She added that officials tried to give her the run around, but she’s a persistent person, so she make sure she stuck around for the paperwork.
Outrageous salaries and allegations of nepotism
Fawaz’s husband, Ahmad, also told The AANews that after his wife announced her candidacy, the superintendent’s daughter quit her job at a district-run daycare facility.
“We found out that she was earning $101,000,” he said.
“The athletic director earns $115,000 and is the same person who got fired from another district for embezzlement,” he added.
He also said the state allocated $1.3 million to the district. Of that, the school allocated $50,000 for the students and the rest for the administration.
“There are severe deficiencies in the numbers because the school doesn’t keep any records,” he said.
“When you actually go through the budget, you’d see that the state needs to come in and audit because there’s multiple things that do not add up,” Salwa Fawaz said.
The Arab American News didn’t verify these allegations from an independent source nor it has been confirmed by the school administration.
Greater parental involvement is needed
According to Bazzi of the DHCO, parents don’t get involved unless there’s a problem.
“That is the issue here,” he said, adding that DHCO members will do the best they can to install the second Arab American on the board.
“We’re hoping as parents and as a community that Salwa comes up with a strong agenda that helps the community move forward toward a better future for our kids,” he said.
According to a source familiar with the district who preferred to remain anonymous, “Fawaz has been responsive to all of the questions sent to her as opposed to one of the other candidates who hasn’t been responsive.”
“Fawaz would be a good addition to the board,” the source added. “She is well educated and has good management skills as well as a good supervisory background.”
Fawaz has a bachelor’s degree in business management and administration from Walsh College. She has worked in management positions at Ford Motor Company for the last 20 years.

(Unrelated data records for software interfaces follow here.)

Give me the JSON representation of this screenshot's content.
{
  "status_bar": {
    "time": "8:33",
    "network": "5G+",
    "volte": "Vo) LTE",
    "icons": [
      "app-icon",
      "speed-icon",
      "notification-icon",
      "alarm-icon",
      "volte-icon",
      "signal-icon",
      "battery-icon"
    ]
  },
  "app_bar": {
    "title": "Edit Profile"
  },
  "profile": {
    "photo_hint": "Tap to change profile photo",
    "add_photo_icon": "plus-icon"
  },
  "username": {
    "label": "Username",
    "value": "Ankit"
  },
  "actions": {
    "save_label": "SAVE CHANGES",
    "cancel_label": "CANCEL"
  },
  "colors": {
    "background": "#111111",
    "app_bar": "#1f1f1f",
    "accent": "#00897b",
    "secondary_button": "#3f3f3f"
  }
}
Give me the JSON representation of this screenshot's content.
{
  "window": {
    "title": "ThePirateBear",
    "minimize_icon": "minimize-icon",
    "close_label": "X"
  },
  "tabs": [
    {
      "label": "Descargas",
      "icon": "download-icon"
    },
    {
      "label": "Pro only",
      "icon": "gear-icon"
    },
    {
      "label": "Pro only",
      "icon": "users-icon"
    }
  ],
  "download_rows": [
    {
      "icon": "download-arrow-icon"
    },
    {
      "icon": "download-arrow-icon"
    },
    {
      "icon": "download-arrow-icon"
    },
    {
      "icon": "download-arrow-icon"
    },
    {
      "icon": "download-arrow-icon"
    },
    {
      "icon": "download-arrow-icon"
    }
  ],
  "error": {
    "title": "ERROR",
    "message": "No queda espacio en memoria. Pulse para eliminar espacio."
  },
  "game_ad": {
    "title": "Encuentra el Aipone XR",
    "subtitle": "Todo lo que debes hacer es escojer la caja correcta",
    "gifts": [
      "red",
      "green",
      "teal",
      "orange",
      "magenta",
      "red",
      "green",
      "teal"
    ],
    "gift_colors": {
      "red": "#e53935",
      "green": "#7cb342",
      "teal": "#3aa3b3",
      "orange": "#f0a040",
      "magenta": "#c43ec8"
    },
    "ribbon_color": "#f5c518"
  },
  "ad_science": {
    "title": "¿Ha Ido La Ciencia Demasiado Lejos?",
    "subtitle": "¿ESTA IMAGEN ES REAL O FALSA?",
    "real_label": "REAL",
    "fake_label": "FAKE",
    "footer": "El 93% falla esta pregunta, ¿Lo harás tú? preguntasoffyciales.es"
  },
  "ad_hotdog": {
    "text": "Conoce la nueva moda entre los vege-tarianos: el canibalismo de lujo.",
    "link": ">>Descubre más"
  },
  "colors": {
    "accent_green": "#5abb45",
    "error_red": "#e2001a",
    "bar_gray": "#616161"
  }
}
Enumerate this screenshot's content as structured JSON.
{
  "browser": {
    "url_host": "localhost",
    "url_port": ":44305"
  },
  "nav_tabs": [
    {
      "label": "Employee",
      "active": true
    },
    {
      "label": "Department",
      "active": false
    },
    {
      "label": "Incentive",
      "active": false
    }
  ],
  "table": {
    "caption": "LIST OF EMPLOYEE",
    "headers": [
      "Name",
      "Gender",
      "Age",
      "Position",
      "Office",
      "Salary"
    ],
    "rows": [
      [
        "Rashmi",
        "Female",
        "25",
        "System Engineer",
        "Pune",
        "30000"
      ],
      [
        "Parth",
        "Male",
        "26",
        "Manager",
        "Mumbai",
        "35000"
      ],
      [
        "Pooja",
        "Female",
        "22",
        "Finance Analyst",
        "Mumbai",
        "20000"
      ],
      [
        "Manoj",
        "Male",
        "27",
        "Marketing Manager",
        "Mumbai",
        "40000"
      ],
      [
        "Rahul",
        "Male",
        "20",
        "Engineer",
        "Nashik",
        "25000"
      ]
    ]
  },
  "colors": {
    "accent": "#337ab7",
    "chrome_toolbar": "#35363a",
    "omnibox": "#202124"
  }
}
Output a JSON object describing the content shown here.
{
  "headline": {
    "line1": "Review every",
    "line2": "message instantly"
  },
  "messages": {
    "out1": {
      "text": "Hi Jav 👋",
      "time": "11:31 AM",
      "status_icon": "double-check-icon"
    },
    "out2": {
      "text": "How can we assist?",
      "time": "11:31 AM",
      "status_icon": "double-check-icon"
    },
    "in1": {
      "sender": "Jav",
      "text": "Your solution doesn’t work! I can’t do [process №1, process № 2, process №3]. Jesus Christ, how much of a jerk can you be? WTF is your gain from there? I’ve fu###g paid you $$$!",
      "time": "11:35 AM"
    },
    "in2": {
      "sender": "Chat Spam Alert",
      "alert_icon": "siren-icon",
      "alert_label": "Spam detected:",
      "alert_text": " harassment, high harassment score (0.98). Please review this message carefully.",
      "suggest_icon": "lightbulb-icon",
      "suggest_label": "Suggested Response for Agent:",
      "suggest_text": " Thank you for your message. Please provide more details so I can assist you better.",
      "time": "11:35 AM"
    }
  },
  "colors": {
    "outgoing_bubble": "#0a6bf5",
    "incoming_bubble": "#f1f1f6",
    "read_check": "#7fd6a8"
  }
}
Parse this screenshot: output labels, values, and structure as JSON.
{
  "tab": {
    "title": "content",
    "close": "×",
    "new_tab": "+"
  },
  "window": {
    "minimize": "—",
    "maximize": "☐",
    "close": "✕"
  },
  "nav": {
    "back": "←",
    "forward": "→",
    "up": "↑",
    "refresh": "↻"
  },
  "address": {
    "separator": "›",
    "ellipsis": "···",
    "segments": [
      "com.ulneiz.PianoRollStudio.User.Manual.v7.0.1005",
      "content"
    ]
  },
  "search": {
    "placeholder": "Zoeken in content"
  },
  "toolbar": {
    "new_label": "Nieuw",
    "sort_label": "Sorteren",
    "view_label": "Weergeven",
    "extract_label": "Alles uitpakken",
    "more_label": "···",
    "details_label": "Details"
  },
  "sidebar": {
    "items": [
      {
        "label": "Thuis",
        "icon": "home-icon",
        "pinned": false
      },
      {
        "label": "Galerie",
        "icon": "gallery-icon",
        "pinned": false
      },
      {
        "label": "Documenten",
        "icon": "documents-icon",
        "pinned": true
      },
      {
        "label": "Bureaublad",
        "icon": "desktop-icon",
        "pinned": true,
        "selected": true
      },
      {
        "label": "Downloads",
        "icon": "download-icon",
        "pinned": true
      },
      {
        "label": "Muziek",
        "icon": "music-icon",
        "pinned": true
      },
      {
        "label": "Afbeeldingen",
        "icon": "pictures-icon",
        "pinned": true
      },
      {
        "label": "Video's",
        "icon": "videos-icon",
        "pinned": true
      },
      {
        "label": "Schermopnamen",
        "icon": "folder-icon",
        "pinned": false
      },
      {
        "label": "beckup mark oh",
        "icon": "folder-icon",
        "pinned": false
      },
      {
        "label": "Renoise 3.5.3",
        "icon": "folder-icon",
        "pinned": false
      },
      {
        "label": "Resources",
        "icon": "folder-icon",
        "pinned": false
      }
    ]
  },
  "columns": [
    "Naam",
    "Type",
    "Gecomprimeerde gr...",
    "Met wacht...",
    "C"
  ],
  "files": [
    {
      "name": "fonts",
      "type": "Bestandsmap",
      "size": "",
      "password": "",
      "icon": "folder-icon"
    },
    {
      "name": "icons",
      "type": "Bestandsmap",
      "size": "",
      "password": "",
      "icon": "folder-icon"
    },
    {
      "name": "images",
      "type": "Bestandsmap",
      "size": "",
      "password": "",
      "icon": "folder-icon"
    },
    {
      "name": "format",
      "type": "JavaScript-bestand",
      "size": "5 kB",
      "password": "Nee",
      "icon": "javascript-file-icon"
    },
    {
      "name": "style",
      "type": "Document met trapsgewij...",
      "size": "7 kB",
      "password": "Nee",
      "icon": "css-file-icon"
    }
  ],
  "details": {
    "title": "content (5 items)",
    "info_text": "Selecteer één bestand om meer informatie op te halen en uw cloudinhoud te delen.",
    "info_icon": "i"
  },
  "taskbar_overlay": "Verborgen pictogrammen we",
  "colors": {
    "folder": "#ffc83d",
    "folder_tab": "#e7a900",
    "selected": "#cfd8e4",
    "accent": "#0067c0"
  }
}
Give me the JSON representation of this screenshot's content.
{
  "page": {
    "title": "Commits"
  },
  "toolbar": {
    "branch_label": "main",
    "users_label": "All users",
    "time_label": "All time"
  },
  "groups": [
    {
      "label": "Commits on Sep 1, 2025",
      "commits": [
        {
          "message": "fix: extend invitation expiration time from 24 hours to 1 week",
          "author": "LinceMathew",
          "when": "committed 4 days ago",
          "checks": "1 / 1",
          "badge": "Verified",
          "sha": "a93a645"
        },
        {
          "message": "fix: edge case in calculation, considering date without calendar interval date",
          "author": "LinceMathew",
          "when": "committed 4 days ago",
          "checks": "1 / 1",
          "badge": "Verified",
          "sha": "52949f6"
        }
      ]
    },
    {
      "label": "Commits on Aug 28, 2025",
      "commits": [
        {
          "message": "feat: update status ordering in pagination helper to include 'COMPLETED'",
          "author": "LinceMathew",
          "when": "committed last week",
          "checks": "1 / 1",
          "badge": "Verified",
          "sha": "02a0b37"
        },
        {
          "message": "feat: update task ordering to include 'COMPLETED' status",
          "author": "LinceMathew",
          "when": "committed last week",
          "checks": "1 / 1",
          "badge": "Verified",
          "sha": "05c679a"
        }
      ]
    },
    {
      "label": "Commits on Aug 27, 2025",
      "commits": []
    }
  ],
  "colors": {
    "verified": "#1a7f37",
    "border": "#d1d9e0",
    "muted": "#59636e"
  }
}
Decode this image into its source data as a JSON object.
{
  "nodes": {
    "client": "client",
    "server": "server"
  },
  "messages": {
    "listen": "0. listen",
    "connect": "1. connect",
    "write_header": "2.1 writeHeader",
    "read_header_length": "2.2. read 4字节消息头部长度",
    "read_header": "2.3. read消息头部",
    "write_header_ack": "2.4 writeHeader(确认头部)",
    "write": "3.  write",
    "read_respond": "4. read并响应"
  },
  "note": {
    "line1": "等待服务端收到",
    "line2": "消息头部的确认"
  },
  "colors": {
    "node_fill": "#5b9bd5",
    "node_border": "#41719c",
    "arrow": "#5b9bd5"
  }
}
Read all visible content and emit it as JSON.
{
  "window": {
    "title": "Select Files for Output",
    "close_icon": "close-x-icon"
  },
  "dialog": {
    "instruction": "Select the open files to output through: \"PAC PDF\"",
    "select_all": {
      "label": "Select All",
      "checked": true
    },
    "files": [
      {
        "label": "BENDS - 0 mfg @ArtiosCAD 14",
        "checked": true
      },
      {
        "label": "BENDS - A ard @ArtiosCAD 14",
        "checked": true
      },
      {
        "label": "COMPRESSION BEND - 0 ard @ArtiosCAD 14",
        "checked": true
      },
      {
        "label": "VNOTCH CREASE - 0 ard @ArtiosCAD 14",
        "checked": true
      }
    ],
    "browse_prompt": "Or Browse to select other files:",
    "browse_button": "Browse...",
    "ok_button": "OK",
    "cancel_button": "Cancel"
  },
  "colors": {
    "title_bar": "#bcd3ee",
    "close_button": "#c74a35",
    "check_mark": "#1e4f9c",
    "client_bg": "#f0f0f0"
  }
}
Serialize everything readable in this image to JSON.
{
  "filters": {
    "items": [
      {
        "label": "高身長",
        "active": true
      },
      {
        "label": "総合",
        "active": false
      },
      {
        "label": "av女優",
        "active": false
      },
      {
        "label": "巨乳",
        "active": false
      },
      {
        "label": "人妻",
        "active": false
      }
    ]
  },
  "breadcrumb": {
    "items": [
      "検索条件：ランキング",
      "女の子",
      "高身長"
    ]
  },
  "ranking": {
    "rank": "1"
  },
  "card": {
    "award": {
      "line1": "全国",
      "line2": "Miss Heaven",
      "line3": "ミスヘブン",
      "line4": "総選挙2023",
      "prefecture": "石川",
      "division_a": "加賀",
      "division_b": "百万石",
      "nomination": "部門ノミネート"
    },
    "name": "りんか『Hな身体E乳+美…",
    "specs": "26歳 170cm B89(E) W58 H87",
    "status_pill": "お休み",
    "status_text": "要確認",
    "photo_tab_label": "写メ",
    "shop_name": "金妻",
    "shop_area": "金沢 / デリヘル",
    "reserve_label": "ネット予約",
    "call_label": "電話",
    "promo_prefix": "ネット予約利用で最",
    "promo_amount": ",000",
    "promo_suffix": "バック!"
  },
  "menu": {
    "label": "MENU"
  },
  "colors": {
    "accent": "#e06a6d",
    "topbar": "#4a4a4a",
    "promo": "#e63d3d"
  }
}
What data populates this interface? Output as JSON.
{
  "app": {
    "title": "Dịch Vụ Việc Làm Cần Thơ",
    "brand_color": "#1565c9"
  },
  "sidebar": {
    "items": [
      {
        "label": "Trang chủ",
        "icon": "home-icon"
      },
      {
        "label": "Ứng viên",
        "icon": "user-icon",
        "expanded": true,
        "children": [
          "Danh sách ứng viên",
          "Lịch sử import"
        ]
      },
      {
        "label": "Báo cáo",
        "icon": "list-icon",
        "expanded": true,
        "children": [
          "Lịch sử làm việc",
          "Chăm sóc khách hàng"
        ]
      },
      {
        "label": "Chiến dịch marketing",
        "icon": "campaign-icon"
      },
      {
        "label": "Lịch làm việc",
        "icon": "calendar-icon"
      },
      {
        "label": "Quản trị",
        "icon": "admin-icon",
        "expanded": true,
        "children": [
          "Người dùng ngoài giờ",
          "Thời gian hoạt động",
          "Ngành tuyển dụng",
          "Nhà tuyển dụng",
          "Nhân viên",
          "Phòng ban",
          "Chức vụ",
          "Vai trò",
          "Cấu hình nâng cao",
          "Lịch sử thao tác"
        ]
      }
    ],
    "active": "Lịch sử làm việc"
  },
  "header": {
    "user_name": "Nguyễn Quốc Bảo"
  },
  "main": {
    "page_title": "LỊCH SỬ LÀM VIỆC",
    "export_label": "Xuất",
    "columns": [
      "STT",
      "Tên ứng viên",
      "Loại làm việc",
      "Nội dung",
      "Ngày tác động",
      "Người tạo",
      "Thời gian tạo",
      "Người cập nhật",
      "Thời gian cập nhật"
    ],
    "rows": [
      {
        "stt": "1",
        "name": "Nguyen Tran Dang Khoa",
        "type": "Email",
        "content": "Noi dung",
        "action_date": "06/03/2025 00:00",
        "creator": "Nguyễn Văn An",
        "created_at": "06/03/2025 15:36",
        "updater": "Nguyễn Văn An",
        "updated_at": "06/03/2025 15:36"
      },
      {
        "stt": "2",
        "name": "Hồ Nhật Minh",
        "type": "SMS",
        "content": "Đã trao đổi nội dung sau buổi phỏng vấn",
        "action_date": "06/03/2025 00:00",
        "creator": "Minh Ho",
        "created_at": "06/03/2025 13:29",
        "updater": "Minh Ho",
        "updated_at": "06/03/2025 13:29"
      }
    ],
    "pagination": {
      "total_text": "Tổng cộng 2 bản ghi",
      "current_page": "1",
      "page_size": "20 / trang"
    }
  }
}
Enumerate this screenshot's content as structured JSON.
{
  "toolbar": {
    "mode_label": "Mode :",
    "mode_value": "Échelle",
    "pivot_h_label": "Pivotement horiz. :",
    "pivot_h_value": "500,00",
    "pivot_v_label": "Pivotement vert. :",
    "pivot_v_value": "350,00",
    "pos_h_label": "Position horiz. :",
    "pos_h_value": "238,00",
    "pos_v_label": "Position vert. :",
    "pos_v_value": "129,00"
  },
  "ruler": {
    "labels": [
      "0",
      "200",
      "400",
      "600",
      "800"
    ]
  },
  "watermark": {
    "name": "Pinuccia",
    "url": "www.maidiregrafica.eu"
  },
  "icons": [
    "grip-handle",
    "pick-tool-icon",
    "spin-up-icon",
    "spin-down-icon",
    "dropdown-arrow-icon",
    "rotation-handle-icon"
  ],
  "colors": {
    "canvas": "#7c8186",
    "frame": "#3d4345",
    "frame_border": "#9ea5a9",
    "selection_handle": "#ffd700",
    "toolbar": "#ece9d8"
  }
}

She has also done a variety of volunteer work, including leading a team at Christmas, collecting goods and toys for children as part of Ford’s “operation good cheer”; helping to beautify the landscape at the Henry Ford Estate; working at Lighthouse of Oakland County and working with the Girl Scouts of America.